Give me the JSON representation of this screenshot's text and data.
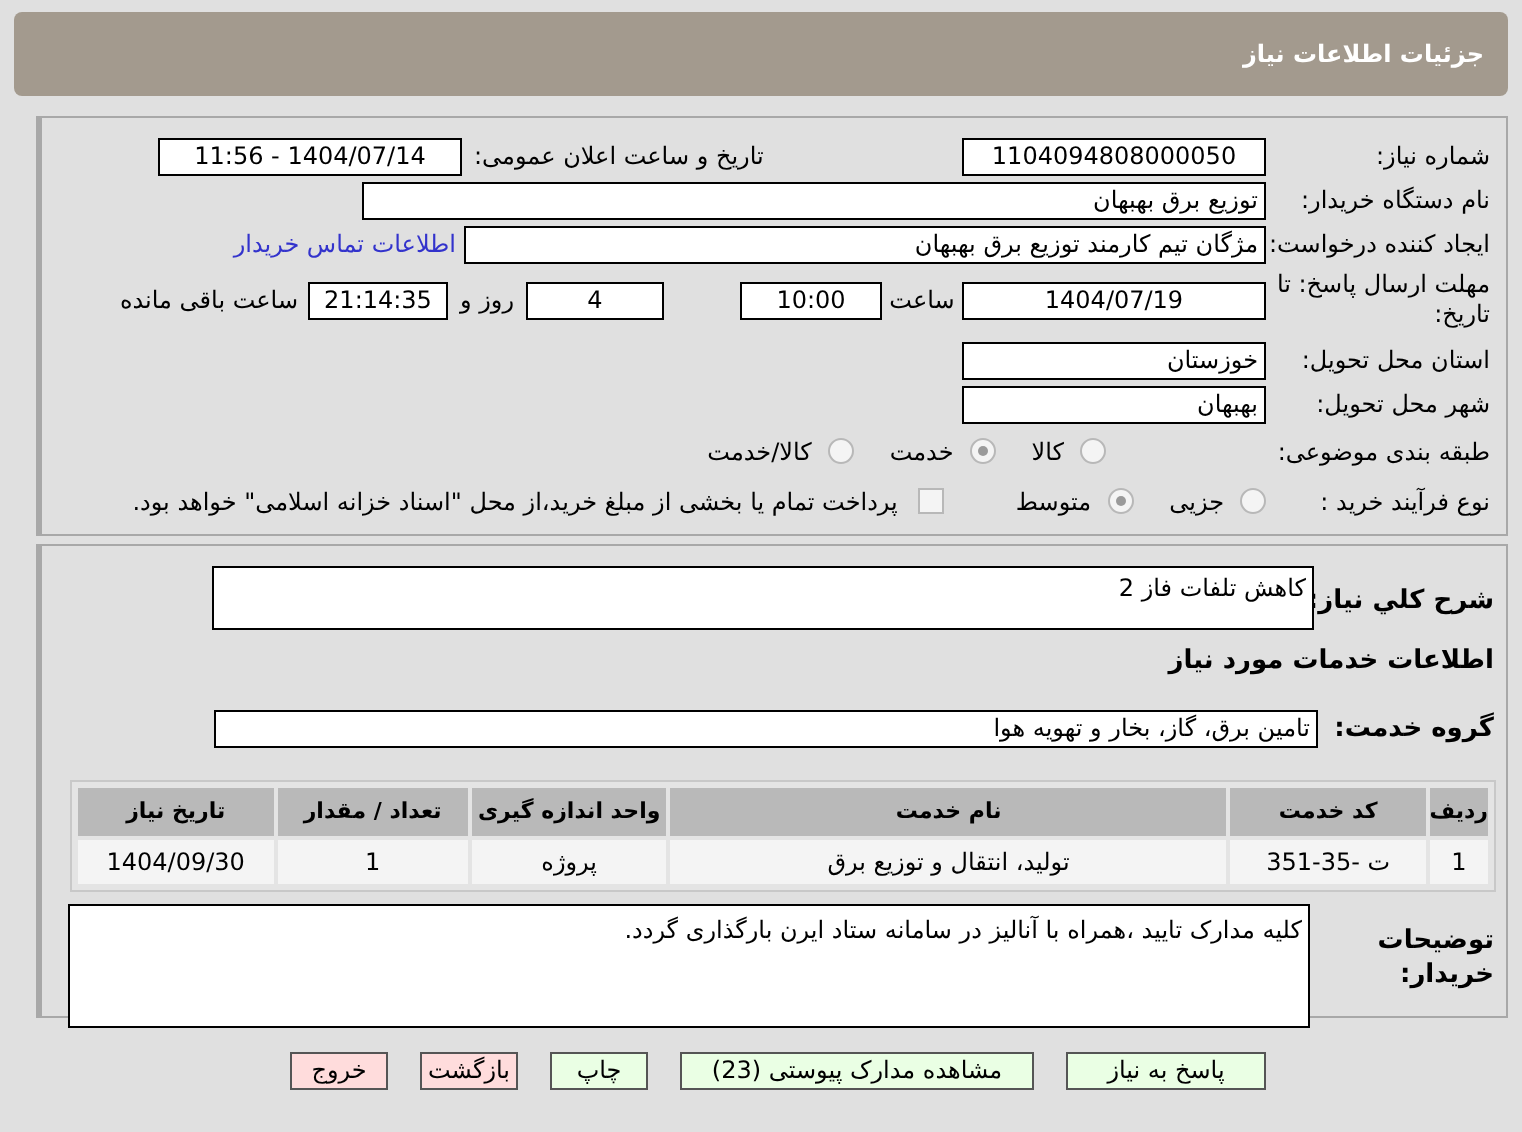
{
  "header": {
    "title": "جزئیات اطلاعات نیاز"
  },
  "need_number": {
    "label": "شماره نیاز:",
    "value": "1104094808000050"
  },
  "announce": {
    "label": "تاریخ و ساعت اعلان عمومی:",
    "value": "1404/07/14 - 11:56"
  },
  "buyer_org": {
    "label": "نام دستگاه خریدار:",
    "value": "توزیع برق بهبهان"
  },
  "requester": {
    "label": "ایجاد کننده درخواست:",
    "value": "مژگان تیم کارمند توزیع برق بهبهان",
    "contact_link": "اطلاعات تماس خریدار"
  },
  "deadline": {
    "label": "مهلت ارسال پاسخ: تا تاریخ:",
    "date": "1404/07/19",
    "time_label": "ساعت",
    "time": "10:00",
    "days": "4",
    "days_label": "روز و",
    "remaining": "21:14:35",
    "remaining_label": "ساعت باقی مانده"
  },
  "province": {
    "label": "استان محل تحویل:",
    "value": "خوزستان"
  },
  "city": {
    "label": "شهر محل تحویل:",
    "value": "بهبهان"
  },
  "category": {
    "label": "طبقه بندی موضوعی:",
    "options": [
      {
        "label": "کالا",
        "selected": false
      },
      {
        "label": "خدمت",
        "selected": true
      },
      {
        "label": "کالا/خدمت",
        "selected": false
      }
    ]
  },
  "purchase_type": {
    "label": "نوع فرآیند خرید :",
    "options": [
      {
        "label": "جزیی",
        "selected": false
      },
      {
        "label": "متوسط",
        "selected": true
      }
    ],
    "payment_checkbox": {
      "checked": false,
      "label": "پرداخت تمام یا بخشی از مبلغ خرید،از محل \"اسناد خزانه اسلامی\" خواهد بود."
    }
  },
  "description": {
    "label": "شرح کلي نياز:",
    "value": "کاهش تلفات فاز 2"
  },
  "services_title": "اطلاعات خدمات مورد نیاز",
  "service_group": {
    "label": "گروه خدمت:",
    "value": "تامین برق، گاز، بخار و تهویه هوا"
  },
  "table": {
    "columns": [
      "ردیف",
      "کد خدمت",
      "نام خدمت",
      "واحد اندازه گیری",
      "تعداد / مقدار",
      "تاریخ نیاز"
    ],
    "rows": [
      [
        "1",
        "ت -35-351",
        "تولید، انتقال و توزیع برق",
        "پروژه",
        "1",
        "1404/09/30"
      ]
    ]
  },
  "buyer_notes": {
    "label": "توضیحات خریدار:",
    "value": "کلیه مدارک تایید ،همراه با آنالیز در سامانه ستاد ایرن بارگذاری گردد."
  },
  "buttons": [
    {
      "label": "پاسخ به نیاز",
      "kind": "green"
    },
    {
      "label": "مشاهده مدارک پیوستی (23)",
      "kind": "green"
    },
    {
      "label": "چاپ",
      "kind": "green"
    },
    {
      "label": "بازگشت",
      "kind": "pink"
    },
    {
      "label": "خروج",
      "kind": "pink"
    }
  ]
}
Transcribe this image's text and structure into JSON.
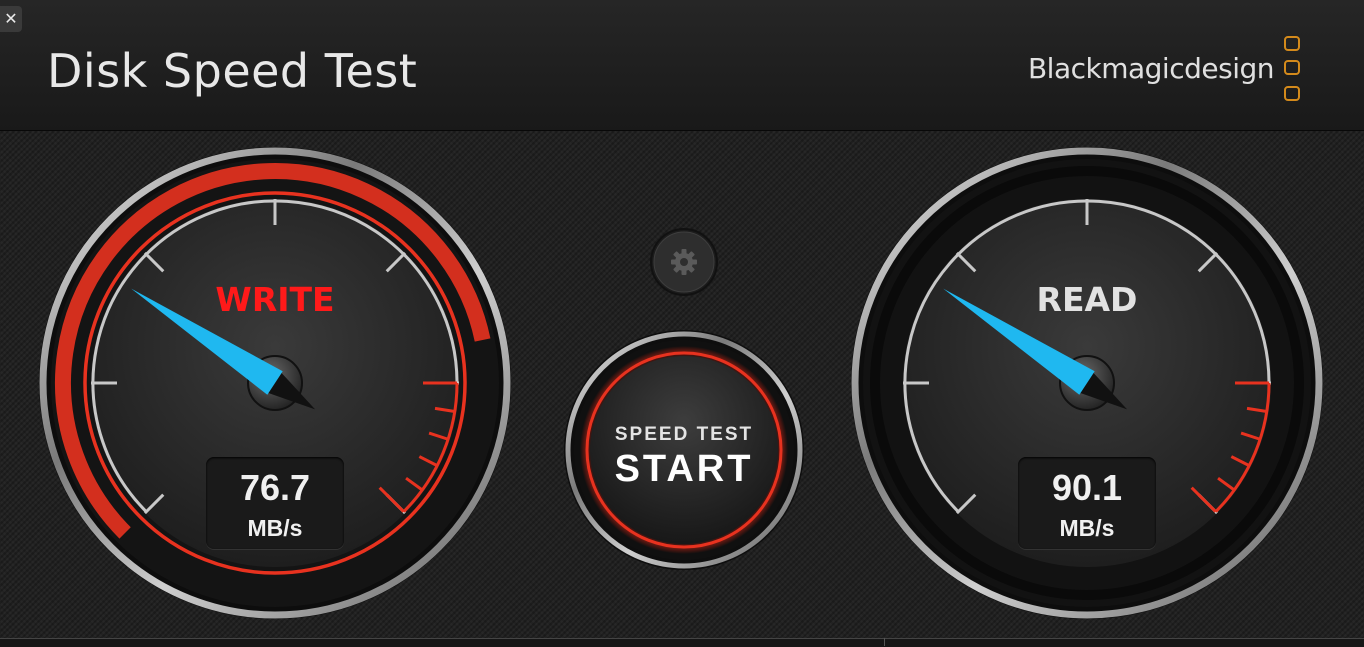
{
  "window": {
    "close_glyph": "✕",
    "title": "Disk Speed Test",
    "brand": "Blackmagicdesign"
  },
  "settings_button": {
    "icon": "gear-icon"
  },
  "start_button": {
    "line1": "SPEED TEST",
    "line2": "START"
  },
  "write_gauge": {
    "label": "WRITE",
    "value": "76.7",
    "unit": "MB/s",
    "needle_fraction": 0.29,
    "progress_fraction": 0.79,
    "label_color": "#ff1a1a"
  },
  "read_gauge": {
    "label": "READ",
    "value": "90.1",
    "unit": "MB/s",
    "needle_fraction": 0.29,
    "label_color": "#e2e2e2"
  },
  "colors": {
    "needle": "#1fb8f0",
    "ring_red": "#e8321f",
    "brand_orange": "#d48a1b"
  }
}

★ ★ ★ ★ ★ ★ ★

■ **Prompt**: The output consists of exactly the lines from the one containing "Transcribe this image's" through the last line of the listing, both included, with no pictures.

■ **Answer space**:
Transcribe this image's text and structure into JSON.
{
  "window": {
    "close_glyph": "✕",
    "title": "Disk Speed Test",
    "brand": "Blackmagicdesign"
  },
  "settings_button": {
    "icon": "gear-icon"
  },
  "start_button": {
    "line1": "SPEED TEST",
    "line2": "START"
  },
  "write_gauge": {
    "label": "WRITE",
    "value": "76.7",
    "unit": "MB/s",
    "needle_fraction": 0.29,
    "progress_fraction": 0.79,
    "label_color": "#ff1a1a"
  },
  "read_gauge": {
    "label": "READ",
    "value": "90.1",
    "unit": "MB/s",
    "needle_fraction": 0.29,
    "label_color": "#e2e2e2"
  },
  "colors": {
    "needle": "#1fb8f0",
    "ring_red": "#e8321f",
    "brand_orange": "#d48a1b"
  }
}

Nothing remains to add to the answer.